Teaneck–An inspiring and moving multimedia event observing Kristallnacht, the ‘Night of Broken Glass,’ was held Tuesday at Teaneck High School, with close to 300 students witnessing the testimony of two Holocaust survivors and their unique stories. The presentations by Ruth Goldman Tobias and Lisl Malkin were augmented with two accompanying short documentaries about their wartime experiences, with comments from the local teenage filmmakers who made the films. The survivors also took questions from the students about their experiences.
Four Tenafly High School students, all siblings from the same family, made it their mission to film stories from survivors, said Goldie Minkowitz, a long time Teaneck High School math teacher who volunteer directs the Jewish studies, Holocaust and Israel special programming at the school.
The Danzgers–Ben, Adam, Daniel and Georgia, joined the event, taking time from their school day in Tenafly, to explain how, when the older boys were in middle school, they made a film featuring four survivors that was shown at the Palm Beach Jewish Film Festival. However, they were unhappy with the technical quality of that film, so, in 2013, using Kickstarter for crowdfunding, Adam Danzger said they raised $7,000 to buy better equipment.
“It’s been 75 years since the war started, which means that the Holocaust survivors today are slowly diminishing,” said Danzger. “Our goal was to document the survivors still living today, so their stories will live on.”
All four Danzgers took turns introducing their films and indicated that they are part of their series called Generations of the Shoah. The films shown were of professional quality and were made with a high level of sensitivity and understanding.
Tobias’s began her story with her birth in 1940 in a bomb shelter in Milan. She survived with her mother in an Italian internment camp in Potenza and later, they lived in a barn in a small Italian town with no running water. Her father also escaped or bribed his way out of Italy’s only concentration camp and was reunited with them. Many times the residents of the internment camps were put on trains bound for Auschwitz, but due to the chaos and infamous disorganization of Italian train schedules, they were never sent away. “The trains always broke down. That is why we survived. This chaos was the reason why were were never sent to Auschwitz,” she told the students.
The second film told Malkin’s story. She was born in Vienna in 1925 to an upper middle class household. She described her upbringing as privileged, and watched her life descend into the horrors of the war. She described the days and weeks she spent in Czechoslovakia, trying to get papers from the Gestapo so she could catch the train for a Kindertransport to England that her mother had arranged. She read the students several dramatic scenes about her encounters with the Gestapo from her memoir, An Interrupted Life: A Holocaust Survivor’s Journey to Independence, published earlier this year.
The most important point Malkin made was that hate breeds violence. “Prejudice and tolerance, or intolerance, are learned. We are not born with that. So if you see it happening somewhere, tell people not to be vengeful. Prejudice and intolerance were two things that helped Hitler rise to power. And from that it continues on to hatred, to jealousy, to revenge, to violence and to genocide.”
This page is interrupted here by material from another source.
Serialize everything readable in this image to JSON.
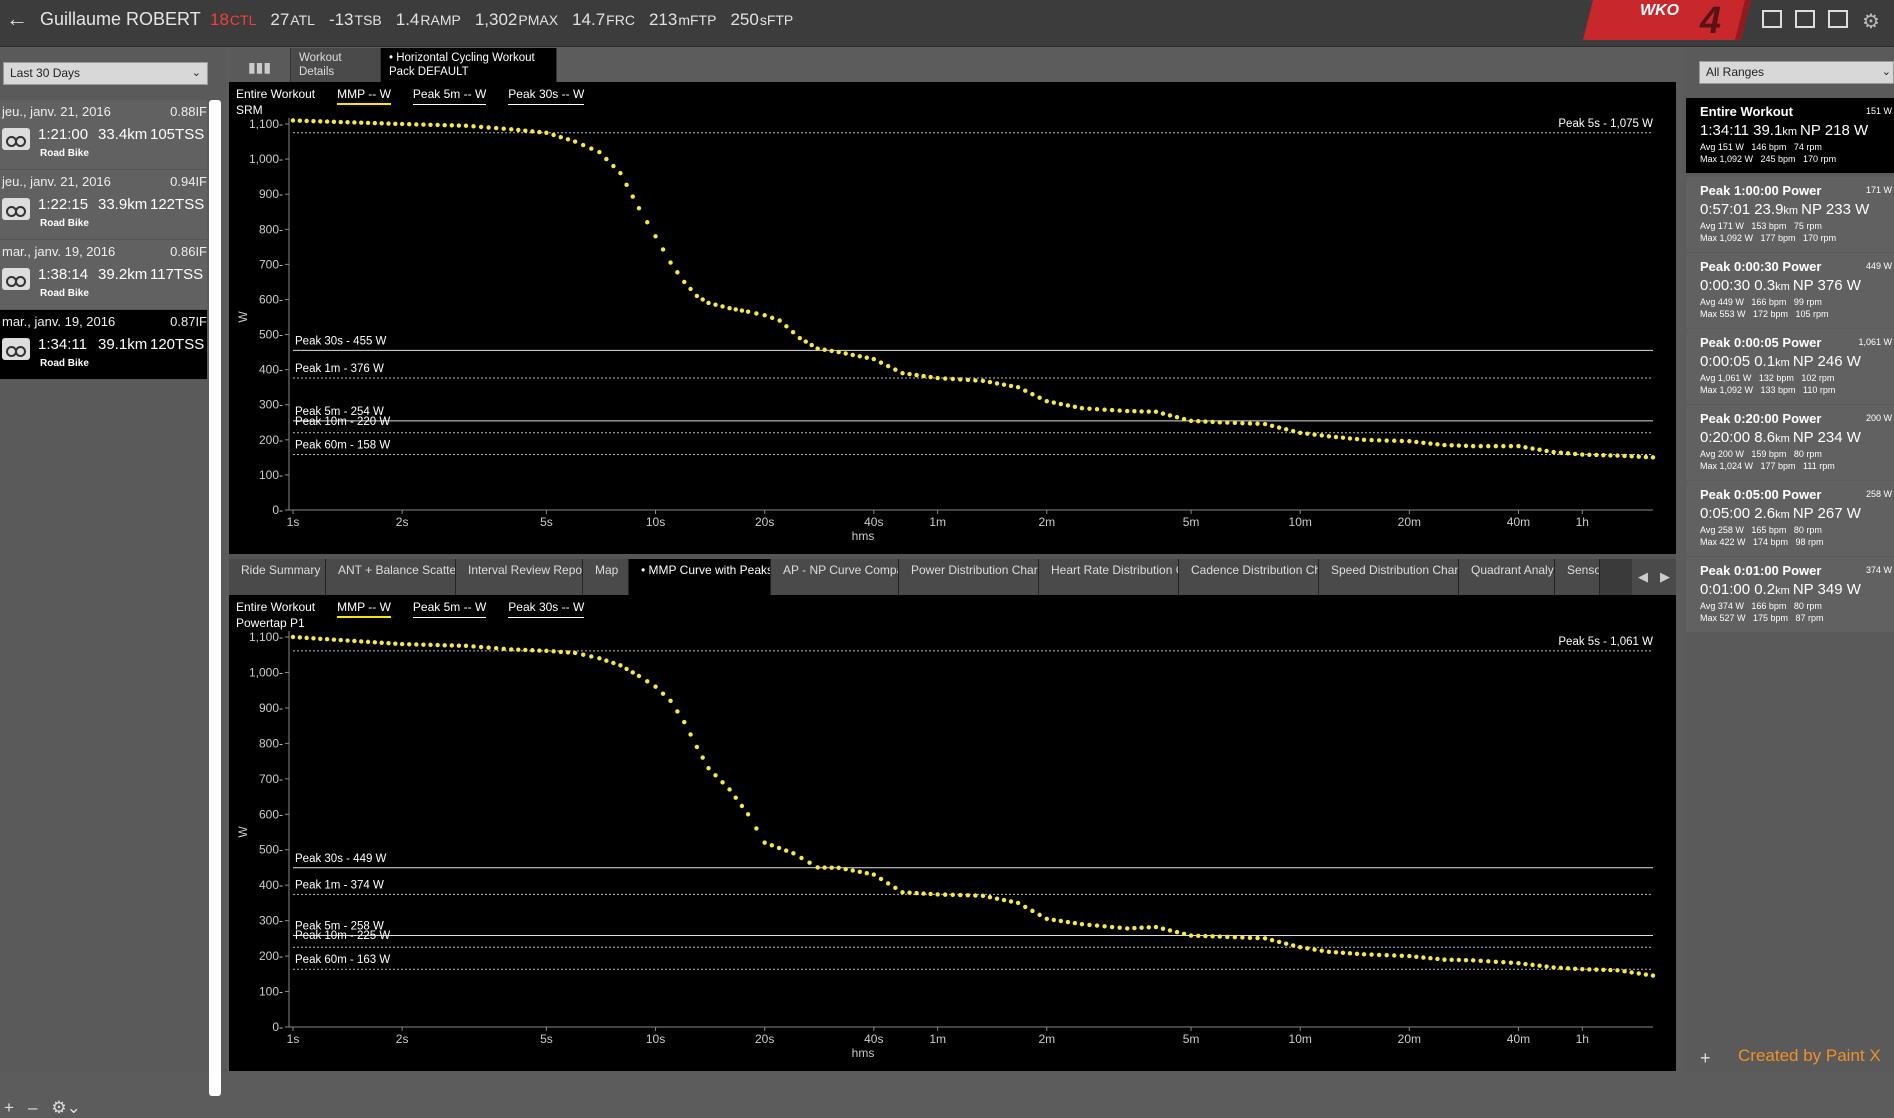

Malkin charged the students with a task. “We are going to try to build a world without hate. That’s what you can do. Try to be accepting. Try to be tolerant. Love is always right. Hate is always wrong. And you kids, you are going to be grownups, adults very soon, and you will have a powerful voice, very soon. So use it,” she said.
Teaneck resident Pearl Markovitz has been working as a volunteer Holocaust educator with Minkowitz for over four years, and shared that the school now holds more than 600 volumes about the Holocaust in its library. Markovitz added that Teaneck High School Principal Dennis Heck has been supportive of the school's Holocaust programming and was in attendance with Superintendent of Schools Barbara Pinsak and other administrators and teachers.
Markovitz also noted that Teaneck High School is the first public high school in the US that is participating in the World Memory Project of the United States Holocaust Memorial Museum, compiling information from the Lodz Ghetto. Approximately 20 children are working on the project and are receiving senior class credit.
By Elizabeth Kratz